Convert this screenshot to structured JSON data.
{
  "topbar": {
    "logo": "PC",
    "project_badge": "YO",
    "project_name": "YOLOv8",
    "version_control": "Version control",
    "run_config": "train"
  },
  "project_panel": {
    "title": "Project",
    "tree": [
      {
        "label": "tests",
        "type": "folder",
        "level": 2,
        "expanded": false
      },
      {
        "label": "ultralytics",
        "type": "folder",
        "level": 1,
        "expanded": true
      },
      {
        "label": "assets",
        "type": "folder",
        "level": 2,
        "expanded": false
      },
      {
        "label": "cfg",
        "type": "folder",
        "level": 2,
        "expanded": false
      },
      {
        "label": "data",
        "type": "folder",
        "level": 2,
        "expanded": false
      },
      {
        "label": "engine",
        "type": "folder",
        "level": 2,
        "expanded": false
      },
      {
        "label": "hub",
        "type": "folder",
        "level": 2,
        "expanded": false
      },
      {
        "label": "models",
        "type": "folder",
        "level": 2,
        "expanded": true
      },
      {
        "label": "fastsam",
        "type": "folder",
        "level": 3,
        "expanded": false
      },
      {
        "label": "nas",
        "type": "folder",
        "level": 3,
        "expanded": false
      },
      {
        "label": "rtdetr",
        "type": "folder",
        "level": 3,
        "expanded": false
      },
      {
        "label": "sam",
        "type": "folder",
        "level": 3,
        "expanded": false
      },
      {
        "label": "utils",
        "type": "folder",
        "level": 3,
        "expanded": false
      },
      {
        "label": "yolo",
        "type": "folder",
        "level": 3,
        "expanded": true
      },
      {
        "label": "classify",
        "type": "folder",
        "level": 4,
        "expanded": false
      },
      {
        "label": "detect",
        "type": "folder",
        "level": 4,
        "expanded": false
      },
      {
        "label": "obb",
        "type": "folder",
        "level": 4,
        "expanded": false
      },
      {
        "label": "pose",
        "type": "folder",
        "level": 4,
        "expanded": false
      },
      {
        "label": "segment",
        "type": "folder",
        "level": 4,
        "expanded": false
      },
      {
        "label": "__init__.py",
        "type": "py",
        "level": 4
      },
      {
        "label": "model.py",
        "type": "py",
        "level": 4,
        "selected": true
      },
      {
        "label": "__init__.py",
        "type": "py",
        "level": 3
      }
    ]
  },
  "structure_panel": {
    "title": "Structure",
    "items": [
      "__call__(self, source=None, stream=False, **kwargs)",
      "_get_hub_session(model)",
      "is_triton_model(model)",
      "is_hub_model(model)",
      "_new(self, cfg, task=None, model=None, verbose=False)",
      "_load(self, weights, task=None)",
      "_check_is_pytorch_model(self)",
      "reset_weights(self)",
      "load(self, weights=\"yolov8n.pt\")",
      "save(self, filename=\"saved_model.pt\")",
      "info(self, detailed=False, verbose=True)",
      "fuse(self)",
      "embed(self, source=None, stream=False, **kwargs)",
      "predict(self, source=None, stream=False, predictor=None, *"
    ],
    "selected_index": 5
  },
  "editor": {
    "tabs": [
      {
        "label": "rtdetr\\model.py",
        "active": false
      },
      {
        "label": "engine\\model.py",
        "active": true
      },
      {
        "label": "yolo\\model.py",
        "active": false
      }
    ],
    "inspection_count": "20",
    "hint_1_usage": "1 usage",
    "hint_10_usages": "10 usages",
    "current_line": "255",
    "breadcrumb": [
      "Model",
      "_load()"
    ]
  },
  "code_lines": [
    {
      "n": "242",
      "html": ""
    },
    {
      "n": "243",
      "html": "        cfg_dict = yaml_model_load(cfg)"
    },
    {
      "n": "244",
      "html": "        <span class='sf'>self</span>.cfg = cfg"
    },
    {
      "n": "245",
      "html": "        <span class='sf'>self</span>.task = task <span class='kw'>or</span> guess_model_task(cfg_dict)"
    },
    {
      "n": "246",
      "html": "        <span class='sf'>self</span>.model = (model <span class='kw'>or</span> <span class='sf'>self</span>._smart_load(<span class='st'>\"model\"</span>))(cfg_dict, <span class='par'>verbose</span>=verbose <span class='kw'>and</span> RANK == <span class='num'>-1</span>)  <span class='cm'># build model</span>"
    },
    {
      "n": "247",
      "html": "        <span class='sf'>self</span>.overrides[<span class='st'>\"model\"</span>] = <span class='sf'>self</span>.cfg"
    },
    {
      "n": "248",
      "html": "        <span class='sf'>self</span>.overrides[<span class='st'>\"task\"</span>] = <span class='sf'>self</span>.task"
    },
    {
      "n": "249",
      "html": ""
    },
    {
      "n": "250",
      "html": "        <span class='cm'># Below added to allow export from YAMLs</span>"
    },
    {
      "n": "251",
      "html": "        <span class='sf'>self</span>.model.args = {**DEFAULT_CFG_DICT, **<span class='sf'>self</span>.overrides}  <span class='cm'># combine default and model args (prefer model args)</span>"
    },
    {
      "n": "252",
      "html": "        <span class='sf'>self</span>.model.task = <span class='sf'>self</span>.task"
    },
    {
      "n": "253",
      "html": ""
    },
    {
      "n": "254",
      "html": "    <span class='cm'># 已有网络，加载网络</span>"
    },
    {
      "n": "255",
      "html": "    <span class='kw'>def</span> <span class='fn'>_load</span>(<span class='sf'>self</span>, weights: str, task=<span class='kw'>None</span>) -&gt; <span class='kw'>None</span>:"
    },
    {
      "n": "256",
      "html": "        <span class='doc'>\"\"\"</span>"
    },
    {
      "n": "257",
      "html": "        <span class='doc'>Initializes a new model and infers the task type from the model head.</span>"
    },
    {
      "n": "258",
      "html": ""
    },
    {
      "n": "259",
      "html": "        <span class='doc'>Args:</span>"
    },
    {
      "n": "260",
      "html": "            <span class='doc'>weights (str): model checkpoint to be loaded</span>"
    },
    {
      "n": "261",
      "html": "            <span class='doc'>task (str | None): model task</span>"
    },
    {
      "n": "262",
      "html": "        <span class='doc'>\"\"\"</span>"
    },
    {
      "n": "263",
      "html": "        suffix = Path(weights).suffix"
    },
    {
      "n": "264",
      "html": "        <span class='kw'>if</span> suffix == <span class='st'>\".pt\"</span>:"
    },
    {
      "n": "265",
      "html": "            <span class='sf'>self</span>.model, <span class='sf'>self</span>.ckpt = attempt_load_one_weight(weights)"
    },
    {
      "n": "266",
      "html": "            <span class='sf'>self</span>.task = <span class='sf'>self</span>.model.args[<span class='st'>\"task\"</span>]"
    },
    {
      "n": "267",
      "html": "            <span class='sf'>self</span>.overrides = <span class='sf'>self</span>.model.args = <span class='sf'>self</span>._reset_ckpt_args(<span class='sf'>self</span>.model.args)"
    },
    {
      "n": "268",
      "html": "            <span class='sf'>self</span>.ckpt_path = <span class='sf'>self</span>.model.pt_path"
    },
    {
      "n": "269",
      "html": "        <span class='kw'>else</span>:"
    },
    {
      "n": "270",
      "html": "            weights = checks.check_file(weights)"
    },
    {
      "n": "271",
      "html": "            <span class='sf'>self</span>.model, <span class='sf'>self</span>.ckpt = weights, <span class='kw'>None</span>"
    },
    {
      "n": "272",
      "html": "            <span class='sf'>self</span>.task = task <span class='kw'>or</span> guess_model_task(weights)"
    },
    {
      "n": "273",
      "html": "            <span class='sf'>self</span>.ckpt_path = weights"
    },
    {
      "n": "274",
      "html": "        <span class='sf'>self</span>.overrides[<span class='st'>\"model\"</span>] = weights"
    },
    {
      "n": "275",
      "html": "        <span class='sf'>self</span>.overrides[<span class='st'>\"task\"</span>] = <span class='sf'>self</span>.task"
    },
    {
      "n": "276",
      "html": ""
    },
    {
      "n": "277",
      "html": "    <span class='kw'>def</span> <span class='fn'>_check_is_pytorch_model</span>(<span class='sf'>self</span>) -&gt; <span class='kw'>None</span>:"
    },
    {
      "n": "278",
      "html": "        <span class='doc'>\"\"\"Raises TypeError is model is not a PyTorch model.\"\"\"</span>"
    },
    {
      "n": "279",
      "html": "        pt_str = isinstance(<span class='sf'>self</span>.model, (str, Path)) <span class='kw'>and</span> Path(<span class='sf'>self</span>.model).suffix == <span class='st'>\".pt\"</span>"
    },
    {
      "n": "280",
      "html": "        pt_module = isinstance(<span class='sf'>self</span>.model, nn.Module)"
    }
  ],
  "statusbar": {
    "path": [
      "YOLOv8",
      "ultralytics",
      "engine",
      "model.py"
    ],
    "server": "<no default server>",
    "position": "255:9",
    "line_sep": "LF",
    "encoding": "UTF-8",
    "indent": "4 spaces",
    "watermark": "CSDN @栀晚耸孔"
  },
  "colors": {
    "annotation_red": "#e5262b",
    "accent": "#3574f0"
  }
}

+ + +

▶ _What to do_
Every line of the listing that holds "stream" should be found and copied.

▶ _Result_
      "__call__(self, source=None, stream=False, **kwargs)",
      "embed(self, source=None, stream=False, **kwargs)",
      "predict(self, source=None, stream=False, predictor=None, *"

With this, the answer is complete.